Patrick Stewart makes an unexpected appearance as Darcy, leader of the neo-Nazi gang.
Patrick Stewart makes an unexpected appearance as Darcy, leader of the neo-Nazi gang.

Once there, Pat and his friends are unfortunate enough to witness a violent crime by one of the bar’s employees, leading to a brutal standoff with the bar’s owner Darcy (a rare villainous turn by Patrick Stewart) and his men, centered in the green room. But what Saulnier makes clear is that this is not going to be a triumphant underdog survival story – it’s entirely possible that the bad guys may crush these kids under their red-laced combat boots.

The green room starts off as a jumping-off point for the story, and quickly reveals itself as one of the core pieces of the film’s structure. First, it’s where the band is imprisoned as Darcy and his men devise a strategy to silence the witnesses. Then it becomes a fortress, where Pat and his friends gain a slight advantage over their tormentors. Eventually, it’s a disturbing sort of safe haven, the one place in the building that the rockers are driven back to when their attempts to escape are foiled by the maniacs outside.

Perversely, the green room is still serving its main function. When the band ventures outside the room to square off with the psychos, it stands in for the band going out to perform for an audience. The room continues to be where they retreat between sets to build up the energy to go out again; only instead of a pumped-up audience, they face a gang of killers armed with knives, pitbulls and shotguns.

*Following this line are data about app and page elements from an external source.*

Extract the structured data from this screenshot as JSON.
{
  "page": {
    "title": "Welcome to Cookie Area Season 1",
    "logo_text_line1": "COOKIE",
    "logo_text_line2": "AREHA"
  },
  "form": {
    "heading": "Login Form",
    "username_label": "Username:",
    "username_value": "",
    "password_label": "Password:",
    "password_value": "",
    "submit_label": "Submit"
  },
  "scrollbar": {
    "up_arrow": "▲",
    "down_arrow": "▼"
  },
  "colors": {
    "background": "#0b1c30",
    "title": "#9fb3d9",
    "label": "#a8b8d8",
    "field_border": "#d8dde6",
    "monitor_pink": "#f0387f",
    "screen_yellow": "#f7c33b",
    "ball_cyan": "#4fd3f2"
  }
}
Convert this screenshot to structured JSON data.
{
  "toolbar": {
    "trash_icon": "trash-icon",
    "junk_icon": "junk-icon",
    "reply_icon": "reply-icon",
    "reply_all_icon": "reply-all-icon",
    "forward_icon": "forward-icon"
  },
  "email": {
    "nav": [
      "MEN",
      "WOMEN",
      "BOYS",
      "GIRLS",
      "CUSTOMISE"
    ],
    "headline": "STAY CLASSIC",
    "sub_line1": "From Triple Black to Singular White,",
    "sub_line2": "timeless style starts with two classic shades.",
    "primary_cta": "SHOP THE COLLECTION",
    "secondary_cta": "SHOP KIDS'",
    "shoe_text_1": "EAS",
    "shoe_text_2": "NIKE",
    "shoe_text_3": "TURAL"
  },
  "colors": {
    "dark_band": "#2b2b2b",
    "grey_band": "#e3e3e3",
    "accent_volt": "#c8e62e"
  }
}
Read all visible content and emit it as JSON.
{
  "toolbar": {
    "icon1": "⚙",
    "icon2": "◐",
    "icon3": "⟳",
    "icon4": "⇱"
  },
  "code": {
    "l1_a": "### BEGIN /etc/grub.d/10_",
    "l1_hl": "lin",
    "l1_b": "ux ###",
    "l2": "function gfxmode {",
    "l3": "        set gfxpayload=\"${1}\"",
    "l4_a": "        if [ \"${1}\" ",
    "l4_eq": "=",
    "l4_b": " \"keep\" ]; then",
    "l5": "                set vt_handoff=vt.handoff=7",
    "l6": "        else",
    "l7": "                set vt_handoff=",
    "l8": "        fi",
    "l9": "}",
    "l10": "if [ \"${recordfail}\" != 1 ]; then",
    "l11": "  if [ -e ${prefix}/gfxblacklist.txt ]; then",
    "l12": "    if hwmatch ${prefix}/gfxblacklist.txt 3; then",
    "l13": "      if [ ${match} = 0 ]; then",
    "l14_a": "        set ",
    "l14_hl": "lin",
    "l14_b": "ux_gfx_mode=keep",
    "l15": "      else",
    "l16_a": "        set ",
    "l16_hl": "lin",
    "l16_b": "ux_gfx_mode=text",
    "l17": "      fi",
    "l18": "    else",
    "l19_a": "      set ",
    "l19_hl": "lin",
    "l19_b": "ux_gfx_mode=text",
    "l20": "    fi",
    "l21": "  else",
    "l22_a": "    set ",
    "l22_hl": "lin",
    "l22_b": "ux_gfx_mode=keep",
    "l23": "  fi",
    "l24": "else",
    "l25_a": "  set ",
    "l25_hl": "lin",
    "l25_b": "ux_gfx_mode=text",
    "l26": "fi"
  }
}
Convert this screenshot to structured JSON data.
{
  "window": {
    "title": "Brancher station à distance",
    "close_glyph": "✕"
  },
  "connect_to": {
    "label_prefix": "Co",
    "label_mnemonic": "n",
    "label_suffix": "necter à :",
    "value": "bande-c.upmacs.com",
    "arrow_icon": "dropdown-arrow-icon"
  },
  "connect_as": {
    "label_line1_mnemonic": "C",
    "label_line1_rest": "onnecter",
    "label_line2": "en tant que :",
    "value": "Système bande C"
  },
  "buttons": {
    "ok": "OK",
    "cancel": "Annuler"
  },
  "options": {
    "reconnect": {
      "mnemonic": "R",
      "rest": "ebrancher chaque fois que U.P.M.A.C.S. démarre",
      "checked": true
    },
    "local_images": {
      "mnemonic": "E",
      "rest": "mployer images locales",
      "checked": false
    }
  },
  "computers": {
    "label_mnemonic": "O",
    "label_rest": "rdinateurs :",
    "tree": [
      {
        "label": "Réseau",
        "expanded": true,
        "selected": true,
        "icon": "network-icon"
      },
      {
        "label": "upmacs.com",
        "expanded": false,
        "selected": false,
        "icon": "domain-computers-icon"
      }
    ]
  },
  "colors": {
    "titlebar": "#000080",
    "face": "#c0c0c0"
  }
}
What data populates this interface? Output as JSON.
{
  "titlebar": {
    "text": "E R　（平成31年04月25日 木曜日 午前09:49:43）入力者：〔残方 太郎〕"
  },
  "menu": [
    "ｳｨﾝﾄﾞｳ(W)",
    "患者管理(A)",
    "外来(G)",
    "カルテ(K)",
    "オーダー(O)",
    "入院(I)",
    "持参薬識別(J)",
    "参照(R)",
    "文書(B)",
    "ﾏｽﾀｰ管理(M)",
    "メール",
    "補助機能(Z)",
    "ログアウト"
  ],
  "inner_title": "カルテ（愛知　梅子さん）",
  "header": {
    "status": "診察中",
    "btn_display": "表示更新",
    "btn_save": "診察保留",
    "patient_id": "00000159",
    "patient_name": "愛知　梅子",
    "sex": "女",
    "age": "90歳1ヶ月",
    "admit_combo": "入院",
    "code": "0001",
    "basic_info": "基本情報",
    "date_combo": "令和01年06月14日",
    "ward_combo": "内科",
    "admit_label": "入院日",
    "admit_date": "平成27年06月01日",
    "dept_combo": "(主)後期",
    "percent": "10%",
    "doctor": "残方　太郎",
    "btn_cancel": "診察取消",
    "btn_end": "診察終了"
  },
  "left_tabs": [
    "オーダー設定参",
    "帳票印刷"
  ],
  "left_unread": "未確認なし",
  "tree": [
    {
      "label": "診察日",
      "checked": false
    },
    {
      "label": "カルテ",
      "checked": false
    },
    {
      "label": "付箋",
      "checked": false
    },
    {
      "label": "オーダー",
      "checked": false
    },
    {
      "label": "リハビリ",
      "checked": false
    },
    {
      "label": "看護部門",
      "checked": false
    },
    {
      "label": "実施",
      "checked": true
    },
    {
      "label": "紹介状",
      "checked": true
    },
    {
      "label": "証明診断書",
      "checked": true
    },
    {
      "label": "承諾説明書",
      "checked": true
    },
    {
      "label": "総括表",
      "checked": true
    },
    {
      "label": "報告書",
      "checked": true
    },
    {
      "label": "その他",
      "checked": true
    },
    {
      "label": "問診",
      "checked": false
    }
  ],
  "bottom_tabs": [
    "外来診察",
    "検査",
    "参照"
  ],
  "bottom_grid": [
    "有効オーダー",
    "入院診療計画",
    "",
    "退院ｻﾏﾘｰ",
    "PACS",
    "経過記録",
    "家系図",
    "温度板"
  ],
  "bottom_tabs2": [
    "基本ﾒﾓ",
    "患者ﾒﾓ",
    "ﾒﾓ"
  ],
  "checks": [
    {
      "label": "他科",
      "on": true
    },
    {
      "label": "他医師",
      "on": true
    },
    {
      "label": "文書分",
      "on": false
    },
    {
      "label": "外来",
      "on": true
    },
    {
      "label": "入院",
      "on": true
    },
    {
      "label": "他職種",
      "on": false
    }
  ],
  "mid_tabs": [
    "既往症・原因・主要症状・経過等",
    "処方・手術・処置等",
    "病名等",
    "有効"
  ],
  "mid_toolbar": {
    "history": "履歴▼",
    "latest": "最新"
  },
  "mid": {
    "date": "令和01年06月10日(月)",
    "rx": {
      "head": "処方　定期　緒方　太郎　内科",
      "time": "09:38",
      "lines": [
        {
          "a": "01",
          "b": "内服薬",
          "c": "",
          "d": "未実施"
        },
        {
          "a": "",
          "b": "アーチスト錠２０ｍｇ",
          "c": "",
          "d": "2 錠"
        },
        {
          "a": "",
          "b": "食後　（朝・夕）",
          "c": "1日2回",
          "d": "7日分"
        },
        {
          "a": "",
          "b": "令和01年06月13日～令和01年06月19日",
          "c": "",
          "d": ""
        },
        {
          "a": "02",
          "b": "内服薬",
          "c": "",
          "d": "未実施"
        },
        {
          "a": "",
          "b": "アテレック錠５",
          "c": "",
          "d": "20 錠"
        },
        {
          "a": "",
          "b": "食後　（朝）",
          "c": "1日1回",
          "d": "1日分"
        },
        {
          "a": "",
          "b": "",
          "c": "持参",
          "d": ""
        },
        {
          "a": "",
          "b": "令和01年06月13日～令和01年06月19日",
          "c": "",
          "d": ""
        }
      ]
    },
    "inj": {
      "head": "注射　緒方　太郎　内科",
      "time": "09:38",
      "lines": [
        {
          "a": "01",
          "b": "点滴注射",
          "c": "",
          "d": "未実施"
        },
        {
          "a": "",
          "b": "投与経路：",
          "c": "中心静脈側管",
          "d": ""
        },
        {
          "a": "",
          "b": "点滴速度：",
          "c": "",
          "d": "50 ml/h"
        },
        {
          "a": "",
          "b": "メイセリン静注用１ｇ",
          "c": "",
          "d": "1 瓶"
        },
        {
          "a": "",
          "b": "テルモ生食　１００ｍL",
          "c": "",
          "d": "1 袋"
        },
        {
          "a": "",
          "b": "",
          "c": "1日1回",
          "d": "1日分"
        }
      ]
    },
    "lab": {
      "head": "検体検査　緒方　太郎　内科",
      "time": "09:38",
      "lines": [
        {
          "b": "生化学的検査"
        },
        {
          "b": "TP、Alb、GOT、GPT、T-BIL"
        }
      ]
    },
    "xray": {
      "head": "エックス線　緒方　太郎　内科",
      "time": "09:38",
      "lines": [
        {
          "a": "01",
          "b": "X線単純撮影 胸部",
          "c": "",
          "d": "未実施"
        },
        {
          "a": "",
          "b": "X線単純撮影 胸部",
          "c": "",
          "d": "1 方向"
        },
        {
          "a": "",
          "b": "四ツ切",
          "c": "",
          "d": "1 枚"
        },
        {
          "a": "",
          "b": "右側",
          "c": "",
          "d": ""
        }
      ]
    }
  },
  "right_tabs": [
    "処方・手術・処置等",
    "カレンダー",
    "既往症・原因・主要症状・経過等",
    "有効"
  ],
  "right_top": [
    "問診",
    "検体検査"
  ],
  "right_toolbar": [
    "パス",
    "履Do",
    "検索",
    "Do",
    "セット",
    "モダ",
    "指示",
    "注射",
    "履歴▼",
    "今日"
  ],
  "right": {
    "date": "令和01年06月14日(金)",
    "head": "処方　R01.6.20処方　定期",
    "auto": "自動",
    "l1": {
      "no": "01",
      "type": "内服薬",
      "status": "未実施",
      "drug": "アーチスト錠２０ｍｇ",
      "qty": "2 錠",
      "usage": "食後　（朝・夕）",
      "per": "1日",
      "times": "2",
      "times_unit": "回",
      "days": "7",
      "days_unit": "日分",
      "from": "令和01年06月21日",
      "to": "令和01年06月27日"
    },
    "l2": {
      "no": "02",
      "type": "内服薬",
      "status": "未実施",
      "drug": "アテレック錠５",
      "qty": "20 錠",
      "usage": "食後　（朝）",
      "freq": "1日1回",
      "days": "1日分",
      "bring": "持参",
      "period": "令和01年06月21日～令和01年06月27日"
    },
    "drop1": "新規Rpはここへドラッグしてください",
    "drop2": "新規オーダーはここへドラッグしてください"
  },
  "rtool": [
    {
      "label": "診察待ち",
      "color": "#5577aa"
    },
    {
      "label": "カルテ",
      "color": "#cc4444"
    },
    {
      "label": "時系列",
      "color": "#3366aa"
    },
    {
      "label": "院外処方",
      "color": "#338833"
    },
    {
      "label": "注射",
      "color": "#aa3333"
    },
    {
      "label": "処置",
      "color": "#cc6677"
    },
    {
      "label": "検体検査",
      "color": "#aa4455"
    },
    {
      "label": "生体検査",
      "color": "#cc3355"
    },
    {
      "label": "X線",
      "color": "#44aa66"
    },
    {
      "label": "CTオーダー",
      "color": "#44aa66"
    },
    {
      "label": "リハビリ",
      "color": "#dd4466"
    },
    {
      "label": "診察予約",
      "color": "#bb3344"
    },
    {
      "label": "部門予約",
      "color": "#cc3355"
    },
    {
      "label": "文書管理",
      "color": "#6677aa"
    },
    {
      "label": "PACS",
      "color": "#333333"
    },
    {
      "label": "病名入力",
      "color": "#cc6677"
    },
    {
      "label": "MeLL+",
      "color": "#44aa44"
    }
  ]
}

For anyone who likes to look closely at how films are made, Saulnier’s approach is fascinating. The physical location in a movie doesn’t always figure heavily into the way a movie is put together, and to compare musical performances to bloody life-or-death struggles is an evocative, if extreme, concept. It makes you wonder how many flailing musical acts have often felt that they’d rather go toe-to-toe with a crew of thugs than go out on stage.

Joe Cole as Reece, the band's drummer and the only one trained for self-defense.
Joe Cole as Reece, the band's drummer and the only one trained for self-defense.

If this is indeed Saulnier’s argument, he doesn’t hold back in how he makes it. He uses some vicious material to underscore how dangerous of a situation the band finds itself in. Dog attacks, eviscerations, exploding heads and near-dismemberments are the writer-director’s tools of choice in Green Room, so it’s best to go in with a strong stomach. Saulnier combines this with the same skills for ratcheting up the tension (to almost unbearable levels) that he showed off in Blue Ruin, his critically-acclaimed 2013 feature. Blue Ruin and Green Room suggest that Saulnier isn’t interested in tidy good vs. evil outcomes – he likes stories where everyone shares some guilt and no one is safe.

If the gory visuals sound like a bit of a turn-off, I don’t blame you. More than once, I wondered whether the filmmakers gained anything from one violent image or another. Every so often, though, it can be worth it to experience movies like the ones Saulnier makes. Films like Green Room depict life on the fringes of society, where the extreme emotions and rhythms that give punk rock a lot of its power bleed over into the lives of the characters, where music is compared to combat and a ramshackle room in a dive bar takes on a significance of its own.

Three Stars

Green Room gets three stars out of four.

Have you seen Green Room? If so, what did you think? Are you looking forward to the next Jeremy Saulnier project, or do you think he goes too far? Join the discussion in the comments section, and if you liked this review, share it with your friends and followers!